Of course there are many other home remedies. MSM for spider and snake bites, goldenseal for cuts, mammary for female problems and the Native American remedy, Black Cohosh for female late life problems, charcoal & honey for sparkling teeth. So let’s open up the discussion today with home remedies. I’ve named a few, but I bet you have an entire household full of remedies. What did your mother, grandmother, father or grandfather teach you?
However, before we go onto this topic, let me backtrack a bit to a book that was recently released in November of last year. I didn’t do much plugging of the book at the time because within only a few months, THE ANGEL AND THE WARRIOR came out in Tradepaper. What was that book? THE LAST WARRIOR.
And so I thought I’d share a review of the book with you.
From ROMANCE AT HEART MAGAZINE:

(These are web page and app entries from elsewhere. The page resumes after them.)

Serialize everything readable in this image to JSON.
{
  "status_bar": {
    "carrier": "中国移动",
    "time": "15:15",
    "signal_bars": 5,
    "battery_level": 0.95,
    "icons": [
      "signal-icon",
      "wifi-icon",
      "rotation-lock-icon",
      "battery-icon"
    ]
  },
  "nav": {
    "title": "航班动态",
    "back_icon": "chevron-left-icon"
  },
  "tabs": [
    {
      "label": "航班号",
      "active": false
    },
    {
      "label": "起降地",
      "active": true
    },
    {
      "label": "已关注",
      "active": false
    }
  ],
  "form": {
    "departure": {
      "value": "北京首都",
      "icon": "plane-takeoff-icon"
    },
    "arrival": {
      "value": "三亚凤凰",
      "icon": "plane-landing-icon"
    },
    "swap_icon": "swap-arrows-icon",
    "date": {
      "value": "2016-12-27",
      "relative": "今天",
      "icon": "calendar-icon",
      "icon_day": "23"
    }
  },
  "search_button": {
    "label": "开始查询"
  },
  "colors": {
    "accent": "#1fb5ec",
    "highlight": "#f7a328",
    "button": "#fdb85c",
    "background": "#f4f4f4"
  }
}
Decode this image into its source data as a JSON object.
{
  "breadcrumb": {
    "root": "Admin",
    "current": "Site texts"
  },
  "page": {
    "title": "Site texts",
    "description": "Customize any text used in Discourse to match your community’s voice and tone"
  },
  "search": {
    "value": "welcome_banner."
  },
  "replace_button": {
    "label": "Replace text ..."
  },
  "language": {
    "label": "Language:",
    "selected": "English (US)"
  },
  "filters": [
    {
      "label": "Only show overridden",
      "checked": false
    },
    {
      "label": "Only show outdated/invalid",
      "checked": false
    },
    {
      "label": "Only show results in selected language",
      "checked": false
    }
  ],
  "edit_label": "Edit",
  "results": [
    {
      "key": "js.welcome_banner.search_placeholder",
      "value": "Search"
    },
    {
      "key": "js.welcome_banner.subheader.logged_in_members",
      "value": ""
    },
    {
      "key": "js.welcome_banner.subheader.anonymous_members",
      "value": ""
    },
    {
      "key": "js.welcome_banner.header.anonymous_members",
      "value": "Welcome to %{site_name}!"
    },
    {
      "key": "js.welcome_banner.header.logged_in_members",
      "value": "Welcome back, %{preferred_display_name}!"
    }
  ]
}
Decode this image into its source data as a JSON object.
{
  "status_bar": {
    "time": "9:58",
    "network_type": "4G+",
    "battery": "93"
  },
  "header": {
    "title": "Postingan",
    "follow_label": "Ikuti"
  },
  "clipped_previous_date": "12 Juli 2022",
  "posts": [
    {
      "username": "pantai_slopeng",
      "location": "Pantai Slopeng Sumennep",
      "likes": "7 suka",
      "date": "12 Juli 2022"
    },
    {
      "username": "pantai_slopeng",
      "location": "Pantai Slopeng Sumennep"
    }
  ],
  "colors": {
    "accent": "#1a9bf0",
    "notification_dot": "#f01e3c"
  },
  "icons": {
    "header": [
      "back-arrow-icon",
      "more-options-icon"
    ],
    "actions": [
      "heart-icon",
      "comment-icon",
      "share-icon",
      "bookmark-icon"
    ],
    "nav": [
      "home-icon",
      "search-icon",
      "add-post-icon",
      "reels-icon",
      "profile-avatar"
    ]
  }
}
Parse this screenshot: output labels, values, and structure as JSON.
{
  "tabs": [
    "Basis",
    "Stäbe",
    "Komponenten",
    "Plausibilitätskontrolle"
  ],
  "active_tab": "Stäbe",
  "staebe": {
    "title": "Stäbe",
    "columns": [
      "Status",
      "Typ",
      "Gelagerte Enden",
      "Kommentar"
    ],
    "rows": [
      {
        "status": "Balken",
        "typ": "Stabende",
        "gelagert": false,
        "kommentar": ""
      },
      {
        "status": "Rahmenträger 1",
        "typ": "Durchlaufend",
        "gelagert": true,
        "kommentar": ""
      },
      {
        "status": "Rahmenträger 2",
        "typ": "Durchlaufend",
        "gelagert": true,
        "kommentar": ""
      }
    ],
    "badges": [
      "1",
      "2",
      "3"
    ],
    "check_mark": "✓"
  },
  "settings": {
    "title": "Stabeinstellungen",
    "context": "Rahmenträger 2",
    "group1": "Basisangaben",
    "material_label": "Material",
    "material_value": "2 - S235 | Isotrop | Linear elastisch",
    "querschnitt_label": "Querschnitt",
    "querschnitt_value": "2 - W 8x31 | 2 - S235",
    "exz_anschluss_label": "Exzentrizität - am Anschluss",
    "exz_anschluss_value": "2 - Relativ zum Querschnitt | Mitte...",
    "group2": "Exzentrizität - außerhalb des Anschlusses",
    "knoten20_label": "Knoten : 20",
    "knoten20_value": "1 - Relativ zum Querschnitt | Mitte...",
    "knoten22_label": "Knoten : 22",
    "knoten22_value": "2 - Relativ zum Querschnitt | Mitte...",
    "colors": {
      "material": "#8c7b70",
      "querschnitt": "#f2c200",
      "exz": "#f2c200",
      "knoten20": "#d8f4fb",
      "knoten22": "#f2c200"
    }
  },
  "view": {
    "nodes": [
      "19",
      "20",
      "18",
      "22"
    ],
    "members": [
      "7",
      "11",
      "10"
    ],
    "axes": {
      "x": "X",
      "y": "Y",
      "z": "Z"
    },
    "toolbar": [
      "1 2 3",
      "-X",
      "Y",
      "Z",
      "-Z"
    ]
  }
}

From the mists of time, people have had legends about lost peoples, lost tribes, and lost civilizations. Karen Kay has chosen her topic well, brought forth legend and times when they were honoured. The Last Warrior is an intensely beautiful book, written on a backdrop of the 1890’s west, Karen takes us on a voyage of discovery with a young brave who has values not understood in the white world. Black Lion is led on a quest that leads him not only to Europe, but to the very one he seeks. There, yet unknown at the time, he finds the meaning of love. Too preoccupied to do anything but his job, the revelations come to him later when he finds a pregnant and very lost Suzette in The Song Bird’s tent. Known for her voice, Irena has followed Bill Hickcock and his show to America, she has her own agenda, her own quest, but when Suzette joins her, and when Black Lion comes into the mix, then the world spins, and thunder rolls, and only the gods can know what might come from the mix.
The Last Warrior has a rich background, a wealth of beautiful scenery, a host of magnetic characters, and a story you will not be able to put down. The tension and attraction that flares between Suzette and Black Lion is riddled with passion and desire. From their first accidental meeting in England when he proposes marriage, to her acceptance of his proposal in her aunt’s tent at the Wild West Show in the US, We are rooting for them both as we learn of the circumstances, of the bond, and of the sacrifices each are willing to make for the other. Only when you finish the book will you understand. This is a book of depth and sensitivity as well as being a wonderful romance. The Last Warrior will make you laugh, cry, and cheer as the terms of the quest are outlined, and the players take their places in the drama to come. Only then does Karen Kay allow the readers to see the possible ending, and even then keeps one on the edge of the seat until the end. The Last Warrior makes room and stands among the books by authors like Madeline Baker, Susan Edwards, and Cassie Edwards… The Last Warrior is a book you will read over and over again, and a great addition to your keeper shelf.
Yours in good reading,